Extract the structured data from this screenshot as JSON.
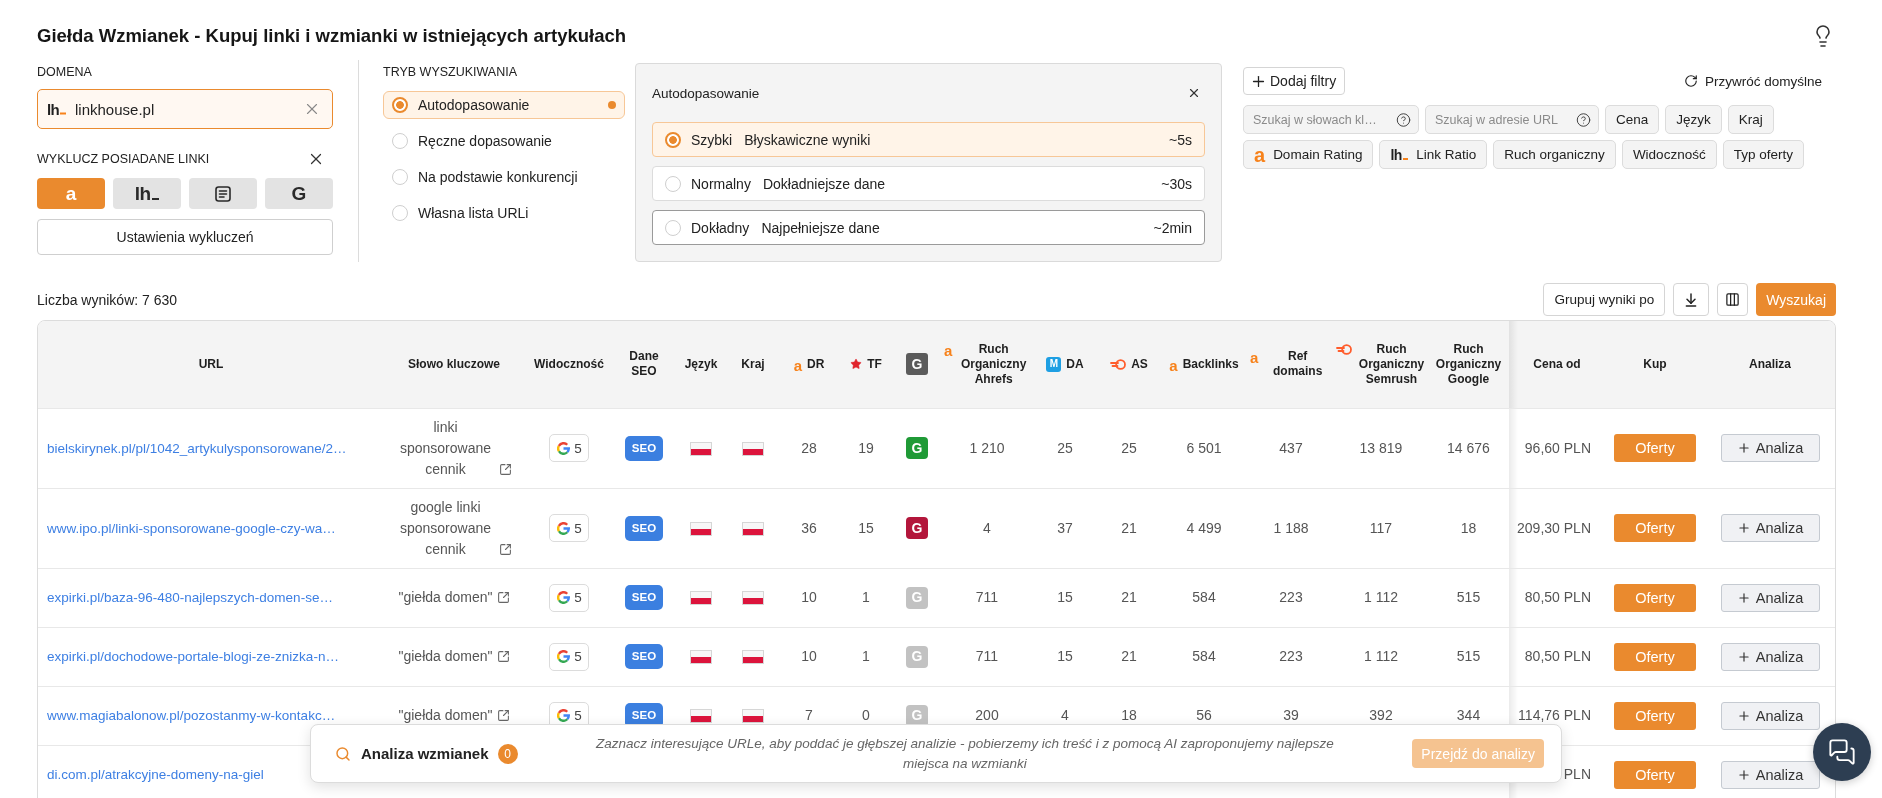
{
  "page": {
    "title": "Giełda Wzmianek - Kupuj linki i wzmianki w istniejących artykułach"
  },
  "domain": {
    "label": "DOMENA",
    "logo": {
      "kind": "lh_mark",
      "mark": "lh"
    },
    "value": "linkhouse.pl"
  },
  "exclude": {
    "label": "WYKLUCZ POSIADANE LINKI",
    "sources": [
      {
        "kind": "letter",
        "mark": "a",
        "selected": true
      },
      {
        "kind": "lh_mark",
        "mark": "lh",
        "selected": false
      },
      {
        "kind": "document",
        "selected": false
      },
      {
        "kind": "letter",
        "mark": "G",
        "selected": false
      }
    ],
    "settings_button": "Ustawienia wykluczeń"
  },
  "search_mode": {
    "label": "TRYB WYSZUKIWANIA",
    "options": [
      {
        "label": "Autodopasowanie",
        "selected": true
      },
      {
        "label": "Ręczne dopasowanie",
        "selected": false
      },
      {
        "label": "Na podstawie konkurencji",
        "selected": false
      },
      {
        "label": "Własna lista URLi",
        "selected": false
      }
    ]
  },
  "mode_panel": {
    "title": "Autodopasowanie",
    "speeds": [
      {
        "name": "Szybki",
        "description": "Błyskawiczne wyniki",
        "time": "~5s",
        "selected": true,
        "hovered": false
      },
      {
        "name": "Normalny",
        "description": "Dokładniejsze dane",
        "time": "~30s",
        "selected": false,
        "hovered": false
      },
      {
        "name": "Dokładny",
        "description": "Najpełniejsze dane",
        "time": "~2min",
        "selected": false,
        "hovered": true
      }
    ]
  },
  "filters": {
    "add_button": "Dodaj filtry",
    "reset_button": "Przywróć domyślne",
    "search_fields": [
      {
        "placeholder": "Szukaj w słowach kl…"
      },
      {
        "placeholder": "Szukaj w adresie URL"
      }
    ],
    "chips": [
      {
        "label": "Cena"
      },
      {
        "label": "Język"
      },
      {
        "label": "Kraj"
      },
      {
        "label": "Domain Rating",
        "logo": {
          "kind": "letter",
          "mark": "a"
        }
      },
      {
        "label": "Link Ratio",
        "logo": {
          "kind": "lh_mark",
          "mark": "lh"
        }
      },
      {
        "label": "Ruch organiczny"
      },
      {
        "label": "Widoczność"
      },
      {
        "label": "Typ oferty"
      }
    ]
  },
  "results": {
    "count": "Liczba wyników: 7 630",
    "group_button": "Grupuj wyniki po",
    "search_button": "Wyszukaj"
  },
  "table": {
    "columns": [
      {
        "label": "URL"
      },
      {
        "label": "Słowo kluczowe"
      },
      {
        "label": "Widoczność"
      },
      {
        "label": "Dane SEO"
      },
      {
        "label": "Język"
      },
      {
        "label": "Kraj"
      },
      {
        "label": "DR",
        "logo": {
          "kind": "letter",
          "mark": "a"
        }
      },
      {
        "label": "TF",
        "logo": {
          "kind": "star"
        }
      },
      {
        "logo": {
          "kind": "dark_tile",
          "mark": "G"
        }
      },
      {
        "label": "Ruch Organiczny Ahrefs",
        "logo": {
          "kind": "letter",
          "mark": "a"
        }
      },
      {
        "label": "DA",
        "logo": {
          "kind": "blue_tile",
          "mark": "M"
        }
      },
      {
        "label": "AS",
        "logo": {
          "kind": "swirl"
        }
      },
      {
        "label": "Backlinks",
        "logo": {
          "kind": "letter",
          "mark": "a"
        }
      },
      {
        "label": "Ref domains",
        "logo": {
          "kind": "letter",
          "mark": "a"
        }
      },
      {
        "label": "Ruch Organiczny Semrush",
        "logo": {
          "kind": "swirl"
        }
      },
      {
        "label": "Ruch Organiczny Google"
      },
      {
        "label": "Cena od"
      },
      {
        "label": "Kup"
      },
      {
        "label": "Analiza"
      }
    ],
    "rows": [
      {
        "kind": "full",
        "url": "bielskirynek.pl/pl/1042_artykulysponsorowane/2…",
        "keyword": "linki sponsorowane cennik",
        "visibility": "5",
        "seo": "SEO",
        "dr": "28",
        "tf": "19",
        "g_index": {
          "mark": "G",
          "color": "#1f9a36"
        },
        "ahrefs_traffic": "1 210",
        "da": "25",
        "as": "25",
        "backlinks": "6 501",
        "ref_domains": "437",
        "semrush_traffic": "13 819",
        "google_traffic": "14 676",
        "price": "96,60 PLN",
        "buy": "Oferty",
        "analysis": "Analiza"
      },
      {
        "kind": "full",
        "url": "www.ipo.pl/linki-sponsorowane-google-czy-wa…",
        "keyword": "google linki sponsorowane cennik",
        "visibility": "5",
        "seo": "SEO",
        "dr": "36",
        "tf": "15",
        "g_index": {
          "mark": "G",
          "color": "#b3163b"
        },
        "ahrefs_traffic": "4",
        "da": "37",
        "as": "21",
        "backlinks": "4 499",
        "ref_domains": "1 188",
        "semrush_traffic": "117",
        "google_traffic": "18",
        "price": "209,30 PLN",
        "buy": "Oferty",
        "analysis": "Analiza"
      },
      {
        "kind": "full",
        "url": "expirki.pl/baza-96-480-najlepszych-domen-se…",
        "keyword": "\"giełda domen\"",
        "visibility": "5",
        "seo": "SEO",
        "dr": "10",
        "tf": "1",
        "g_index": {
          "mark": "G",
          "color": "#c2c2c2"
        },
        "ahrefs_traffic": "711",
        "da": "15",
        "as": "21",
        "backlinks": "584",
        "ref_domains": "223",
        "semrush_traffic": "1 112",
        "google_traffic": "515",
        "price": "80,50 PLN",
        "buy": "Oferty",
        "analysis": "Analiza"
      },
      {
        "kind": "full",
        "url": "expirki.pl/dochodowe-portale-blogi-ze-znizka-n…",
        "keyword": "\"giełda domen\"",
        "visibility": "5",
        "seo": "SEO",
        "dr": "10",
        "tf": "1",
        "g_index": {
          "mark": "G",
          "color": "#c2c2c2"
        },
        "ahrefs_traffic": "711",
        "da": "15",
        "as": "21",
        "backlinks": "584",
        "ref_domains": "223",
        "semrush_traffic": "1 112",
        "google_traffic": "515",
        "price": "80,50 PLN",
        "buy": "Oferty",
        "analysis": "Analiza"
      },
      {
        "kind": "full",
        "url": "www.magiabalonow.pl/pozostanmy-w-kontakc…",
        "keyword": "\"giełda domen\"",
        "visibility": "5",
        "seo": "SEO",
        "dr": "7",
        "tf": "0",
        "g_index": {
          "mark": "G",
          "color": "#c2c2c2"
        },
        "ahrefs_traffic": "200",
        "da": "4",
        "as": "18",
        "backlinks": "56",
        "ref_domains": "39",
        "semrush_traffic": "392",
        "google_traffic": "344",
        "price": "114,76 PLN",
        "buy": "Oferty",
        "analysis": "Analiza"
      },
      {
        "kind": "partly_covered",
        "url": "di.com.pl/atrakcyjne-domeny-na-giel",
        "price": "PLN",
        "buy": "Oferty",
        "analysis": "Analiza"
      }
    ]
  },
  "mention_analysis": {
    "title": "Analiza wzmianek",
    "count": "0",
    "hint": "Zaznacz interesujące URLe, aby poddać je głębszej analizie - pobierzemy ich treść i z pomocą AI zaproponujemy najlepsze miejsca na wzmianki",
    "button": "Przejdź do analizy",
    "button_disabled": true
  }
}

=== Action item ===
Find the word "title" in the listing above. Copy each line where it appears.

=== Problem solution ===
    "title": "Giełda Wzmianek - Kupuj linki i wzmianki w istniejących artykułach"
    "title": "Autodopasowanie",
    "title": "Analiza wzmianek",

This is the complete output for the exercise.